*What you should do*. Which of the lines in the data below contain the string "Shoes"? Copy each of them.

*Records for this exercise*.
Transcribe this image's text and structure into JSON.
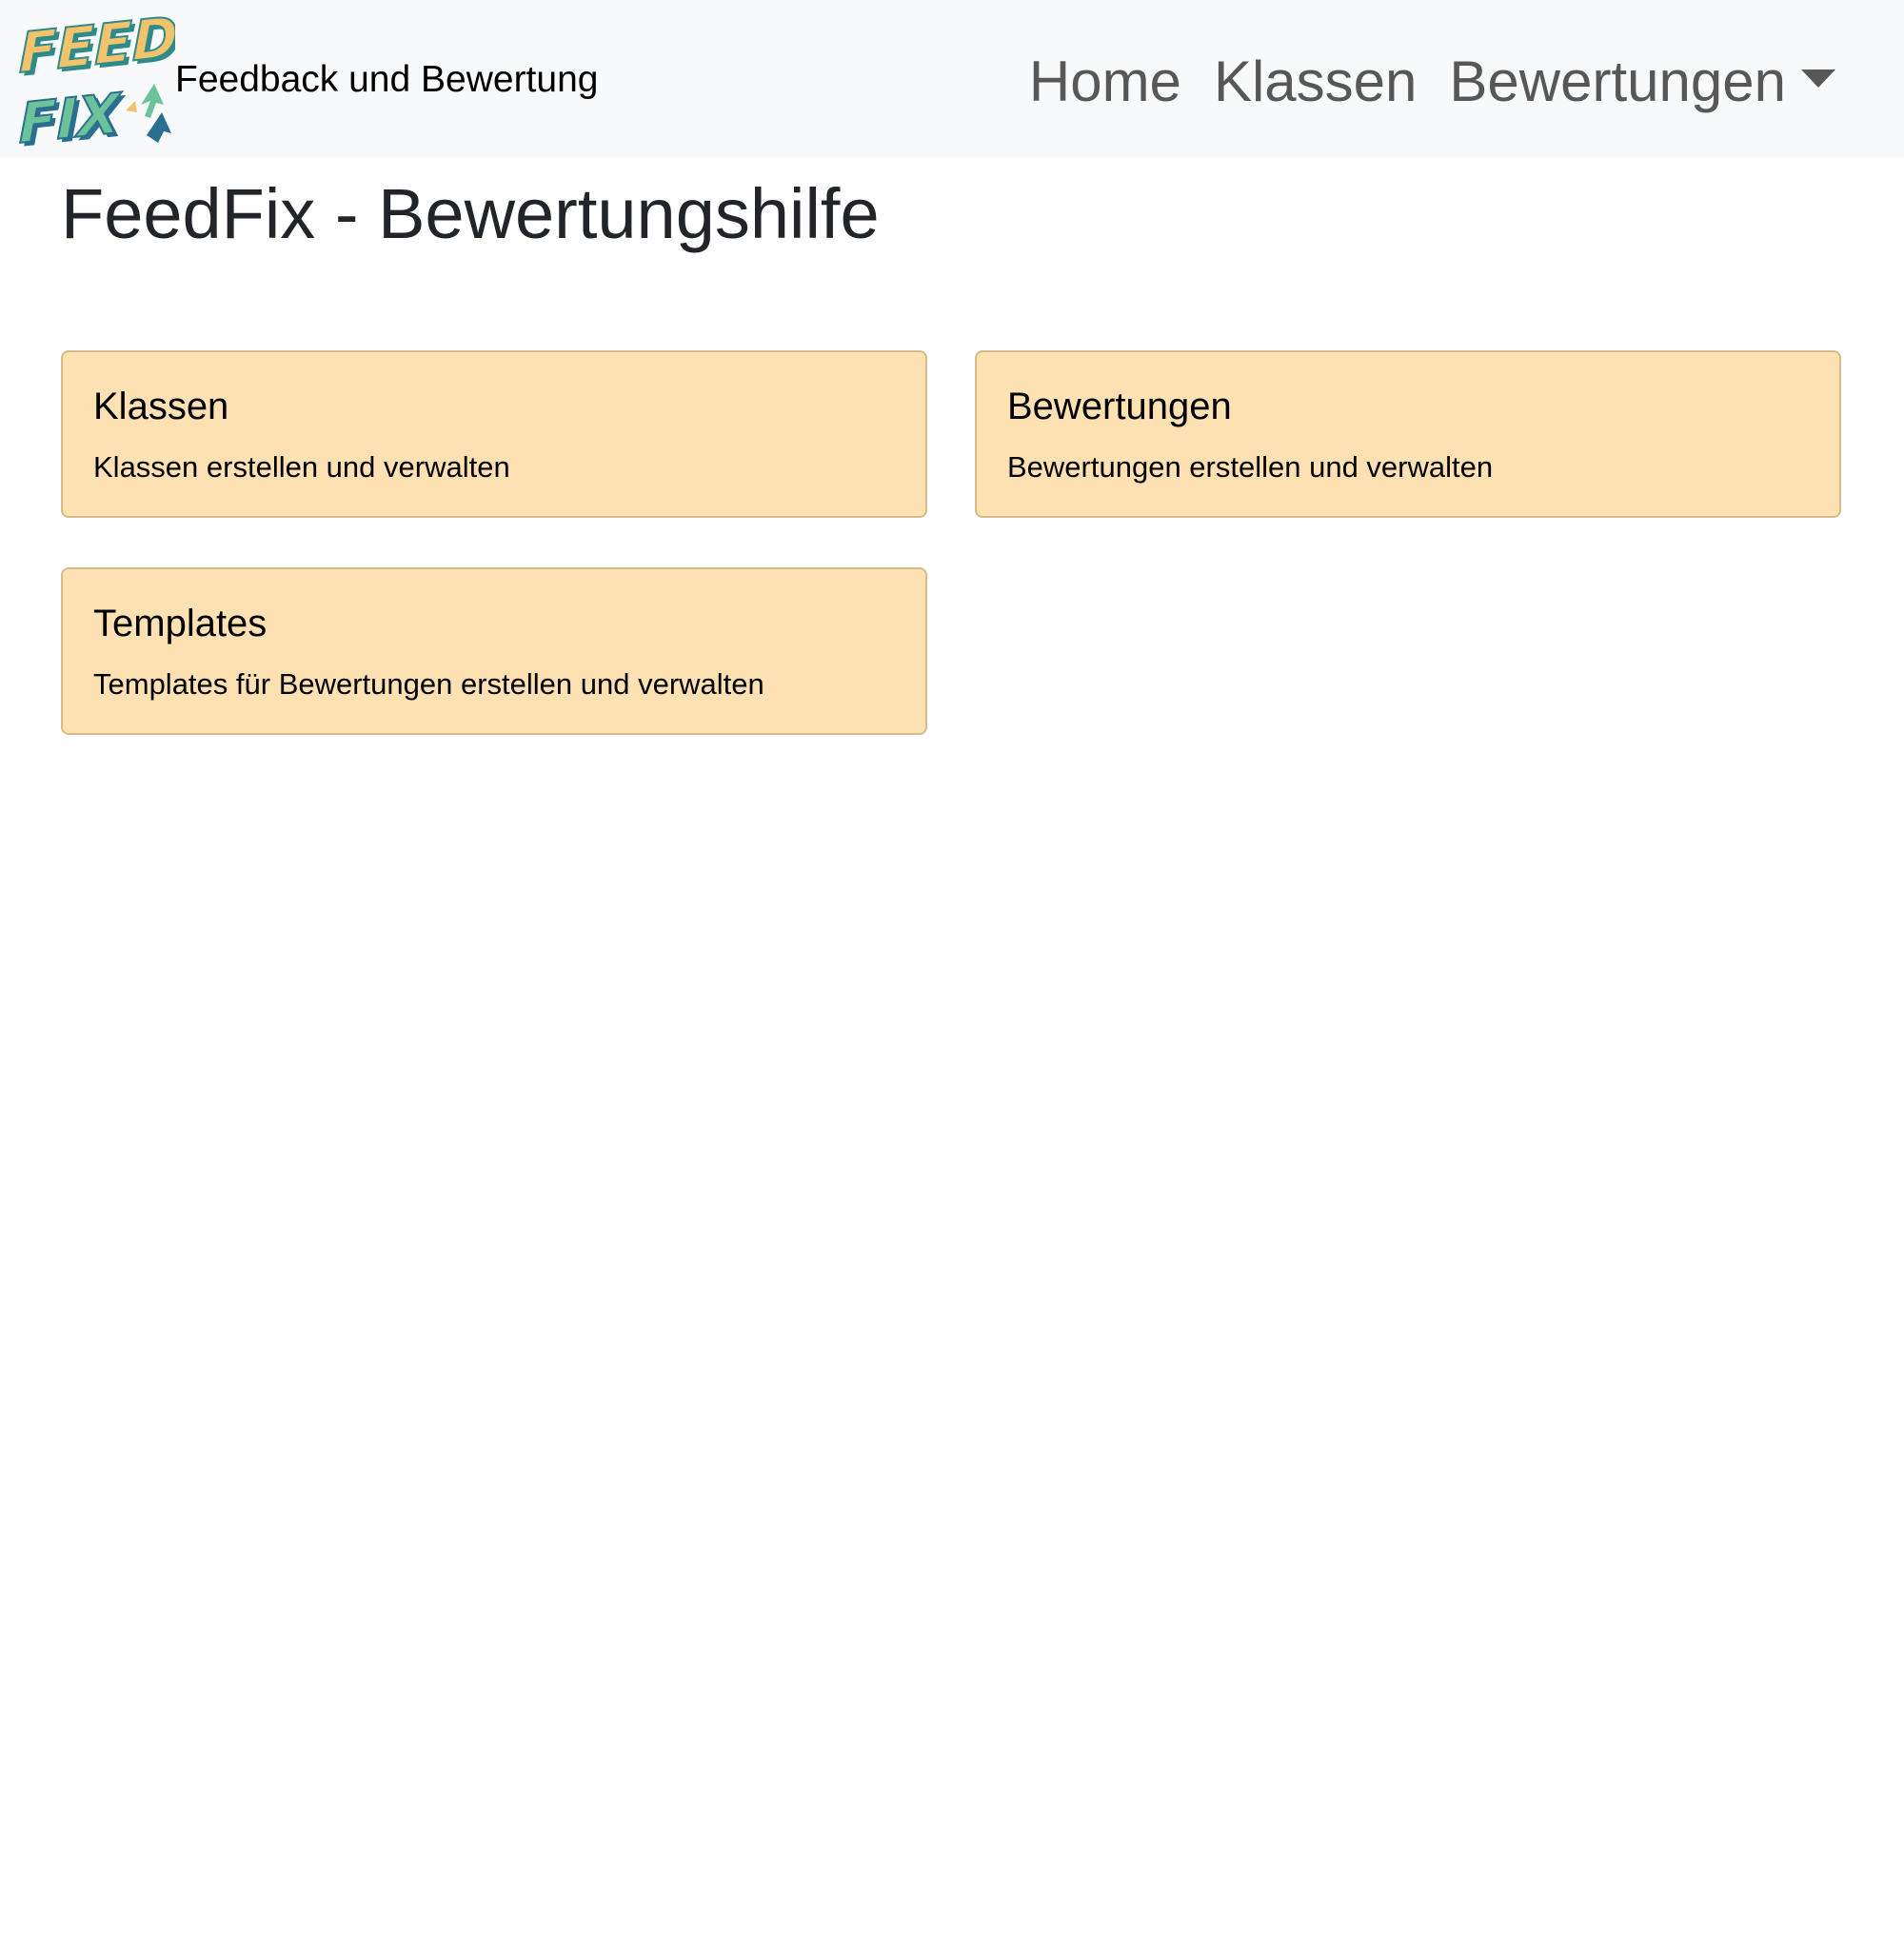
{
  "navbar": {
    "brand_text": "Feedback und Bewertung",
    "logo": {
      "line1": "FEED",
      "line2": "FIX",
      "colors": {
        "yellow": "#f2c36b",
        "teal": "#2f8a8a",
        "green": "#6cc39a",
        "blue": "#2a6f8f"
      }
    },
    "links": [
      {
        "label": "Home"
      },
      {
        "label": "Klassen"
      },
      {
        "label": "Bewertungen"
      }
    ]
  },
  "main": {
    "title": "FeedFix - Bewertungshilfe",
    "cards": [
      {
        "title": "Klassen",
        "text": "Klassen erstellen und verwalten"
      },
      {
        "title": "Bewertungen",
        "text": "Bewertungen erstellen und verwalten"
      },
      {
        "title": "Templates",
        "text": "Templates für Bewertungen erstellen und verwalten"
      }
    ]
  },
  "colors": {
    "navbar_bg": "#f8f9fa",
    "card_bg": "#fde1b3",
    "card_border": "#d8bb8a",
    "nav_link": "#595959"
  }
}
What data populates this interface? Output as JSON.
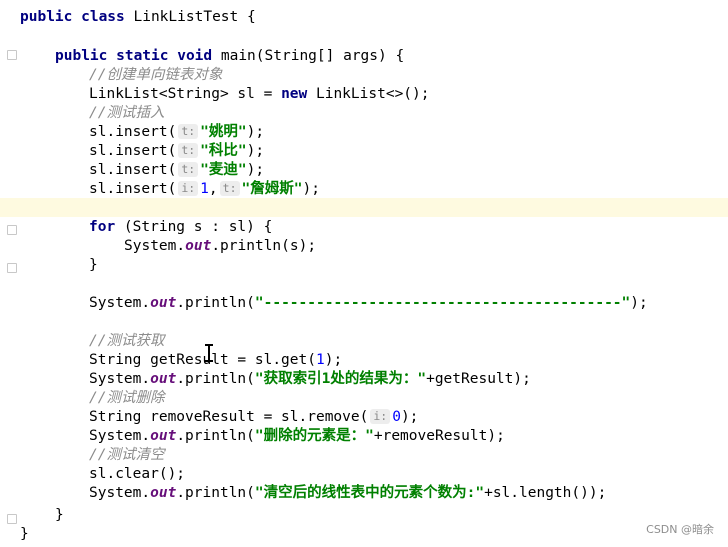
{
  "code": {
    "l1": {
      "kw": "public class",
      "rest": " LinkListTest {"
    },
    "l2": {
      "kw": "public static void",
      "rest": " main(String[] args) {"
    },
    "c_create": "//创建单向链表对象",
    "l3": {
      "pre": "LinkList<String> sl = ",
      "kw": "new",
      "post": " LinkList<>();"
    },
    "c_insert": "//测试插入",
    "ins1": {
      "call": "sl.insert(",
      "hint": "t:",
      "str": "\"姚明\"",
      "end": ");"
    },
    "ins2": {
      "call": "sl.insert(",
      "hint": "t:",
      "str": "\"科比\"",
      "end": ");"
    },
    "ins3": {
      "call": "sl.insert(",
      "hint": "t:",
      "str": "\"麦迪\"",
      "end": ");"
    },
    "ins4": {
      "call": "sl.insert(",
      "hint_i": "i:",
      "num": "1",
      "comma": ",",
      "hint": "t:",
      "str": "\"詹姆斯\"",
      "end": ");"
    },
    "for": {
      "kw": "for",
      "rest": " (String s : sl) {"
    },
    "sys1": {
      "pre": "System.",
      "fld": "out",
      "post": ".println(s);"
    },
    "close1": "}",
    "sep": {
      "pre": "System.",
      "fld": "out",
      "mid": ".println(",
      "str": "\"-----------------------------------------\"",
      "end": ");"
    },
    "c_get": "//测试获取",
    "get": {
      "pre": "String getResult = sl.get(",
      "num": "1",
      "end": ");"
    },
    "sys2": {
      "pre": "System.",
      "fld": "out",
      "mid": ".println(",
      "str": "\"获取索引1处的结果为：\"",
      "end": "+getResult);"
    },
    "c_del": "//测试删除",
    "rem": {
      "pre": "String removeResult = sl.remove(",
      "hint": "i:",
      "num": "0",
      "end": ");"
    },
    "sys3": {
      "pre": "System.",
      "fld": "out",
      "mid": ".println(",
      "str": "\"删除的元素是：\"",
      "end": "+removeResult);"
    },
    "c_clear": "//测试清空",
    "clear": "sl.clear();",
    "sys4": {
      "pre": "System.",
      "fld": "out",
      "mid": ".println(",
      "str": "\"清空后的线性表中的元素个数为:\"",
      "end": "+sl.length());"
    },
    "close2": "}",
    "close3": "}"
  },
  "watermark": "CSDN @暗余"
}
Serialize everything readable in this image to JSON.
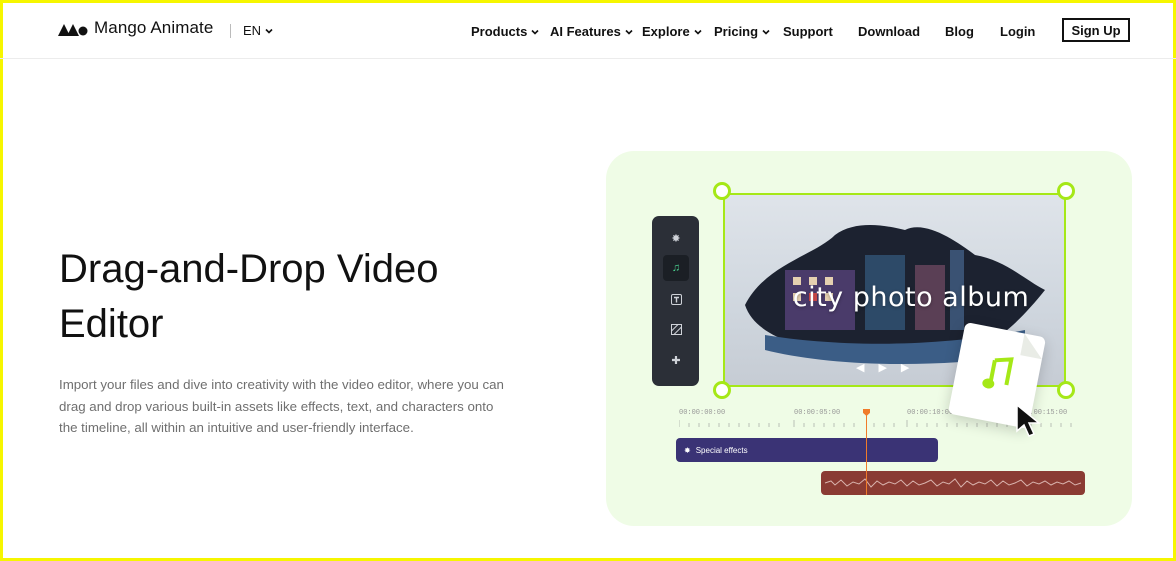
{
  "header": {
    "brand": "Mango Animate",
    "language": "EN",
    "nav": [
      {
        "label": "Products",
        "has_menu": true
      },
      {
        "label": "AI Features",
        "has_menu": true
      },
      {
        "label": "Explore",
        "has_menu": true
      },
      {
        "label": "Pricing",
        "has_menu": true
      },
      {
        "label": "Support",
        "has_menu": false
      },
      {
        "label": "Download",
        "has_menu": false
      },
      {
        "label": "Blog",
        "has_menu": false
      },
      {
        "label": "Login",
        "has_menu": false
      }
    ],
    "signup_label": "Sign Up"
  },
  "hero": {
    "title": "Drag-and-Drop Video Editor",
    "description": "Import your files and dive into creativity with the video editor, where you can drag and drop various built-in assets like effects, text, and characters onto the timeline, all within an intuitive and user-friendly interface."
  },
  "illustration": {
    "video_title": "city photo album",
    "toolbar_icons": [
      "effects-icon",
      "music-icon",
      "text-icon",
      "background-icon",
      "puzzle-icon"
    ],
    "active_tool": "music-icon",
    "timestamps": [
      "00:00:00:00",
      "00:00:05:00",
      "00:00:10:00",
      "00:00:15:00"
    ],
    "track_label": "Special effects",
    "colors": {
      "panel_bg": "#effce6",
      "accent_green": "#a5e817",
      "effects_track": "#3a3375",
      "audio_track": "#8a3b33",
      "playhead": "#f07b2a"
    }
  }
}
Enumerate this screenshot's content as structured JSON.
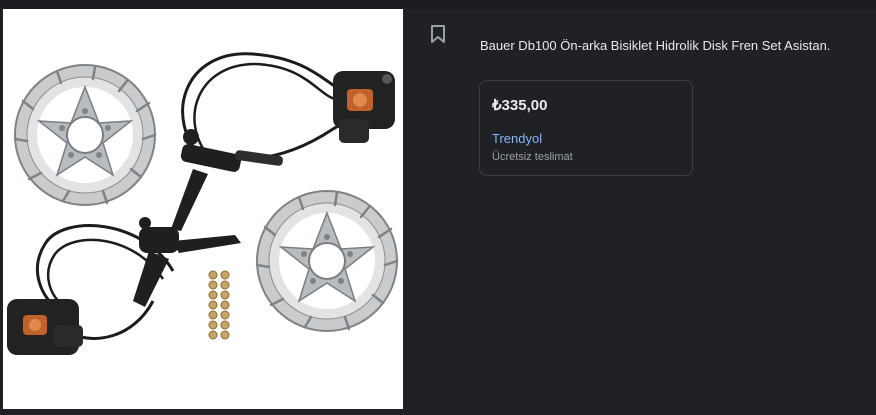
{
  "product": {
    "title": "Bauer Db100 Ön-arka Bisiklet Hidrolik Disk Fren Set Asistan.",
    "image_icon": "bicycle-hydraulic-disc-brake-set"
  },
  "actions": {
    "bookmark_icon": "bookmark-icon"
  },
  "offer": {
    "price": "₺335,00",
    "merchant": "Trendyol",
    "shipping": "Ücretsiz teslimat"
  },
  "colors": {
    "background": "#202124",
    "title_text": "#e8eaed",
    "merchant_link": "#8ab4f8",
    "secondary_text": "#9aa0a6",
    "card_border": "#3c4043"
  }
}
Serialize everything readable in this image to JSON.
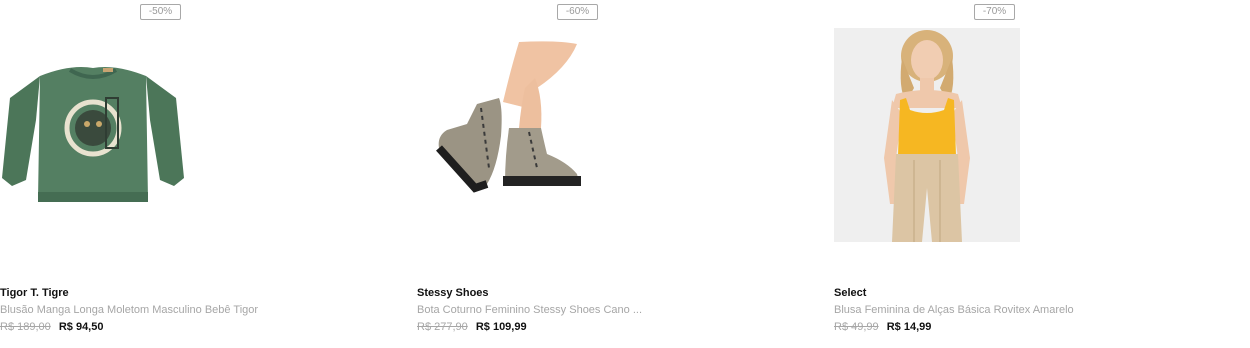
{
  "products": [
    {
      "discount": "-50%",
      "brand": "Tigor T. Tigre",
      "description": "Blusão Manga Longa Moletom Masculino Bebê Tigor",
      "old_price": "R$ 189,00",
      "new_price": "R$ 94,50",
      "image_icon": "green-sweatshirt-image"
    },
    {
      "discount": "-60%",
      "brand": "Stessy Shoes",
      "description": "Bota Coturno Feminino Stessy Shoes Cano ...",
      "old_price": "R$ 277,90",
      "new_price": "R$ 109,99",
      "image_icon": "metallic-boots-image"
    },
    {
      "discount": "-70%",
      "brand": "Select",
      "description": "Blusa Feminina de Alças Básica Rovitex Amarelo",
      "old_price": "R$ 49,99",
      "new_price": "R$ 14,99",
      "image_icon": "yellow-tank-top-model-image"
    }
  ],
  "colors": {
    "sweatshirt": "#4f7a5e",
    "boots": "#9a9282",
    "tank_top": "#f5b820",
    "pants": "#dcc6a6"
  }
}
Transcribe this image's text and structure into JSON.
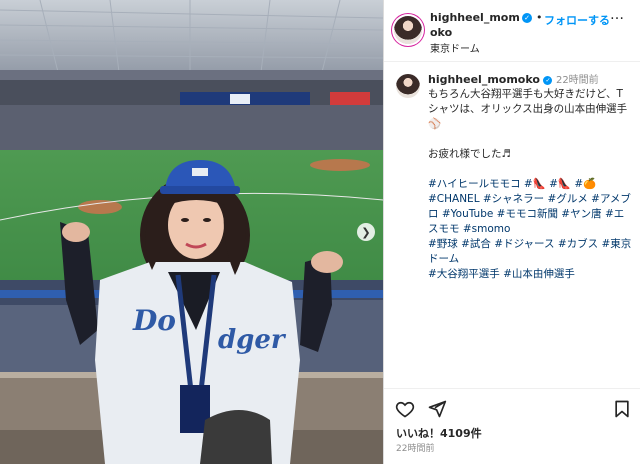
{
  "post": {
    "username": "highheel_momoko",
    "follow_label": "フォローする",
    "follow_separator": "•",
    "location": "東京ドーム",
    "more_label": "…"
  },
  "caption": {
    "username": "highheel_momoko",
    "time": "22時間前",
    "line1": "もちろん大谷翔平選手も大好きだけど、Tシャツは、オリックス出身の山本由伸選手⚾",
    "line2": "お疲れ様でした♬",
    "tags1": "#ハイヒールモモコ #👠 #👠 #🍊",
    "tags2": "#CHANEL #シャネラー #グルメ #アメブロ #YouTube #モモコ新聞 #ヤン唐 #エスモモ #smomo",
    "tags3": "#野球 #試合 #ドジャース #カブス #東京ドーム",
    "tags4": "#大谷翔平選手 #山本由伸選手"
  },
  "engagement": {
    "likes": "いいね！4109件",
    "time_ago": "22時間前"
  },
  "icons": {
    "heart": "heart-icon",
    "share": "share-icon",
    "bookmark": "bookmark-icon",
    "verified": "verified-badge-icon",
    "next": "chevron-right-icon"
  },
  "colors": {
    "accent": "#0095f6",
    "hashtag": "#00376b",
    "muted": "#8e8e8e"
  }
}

*Output of the exercise*.
      "brand": "Stessy Shoes",
      "description": "Bota Coturno Feminino Stessy Shoes Cano ...",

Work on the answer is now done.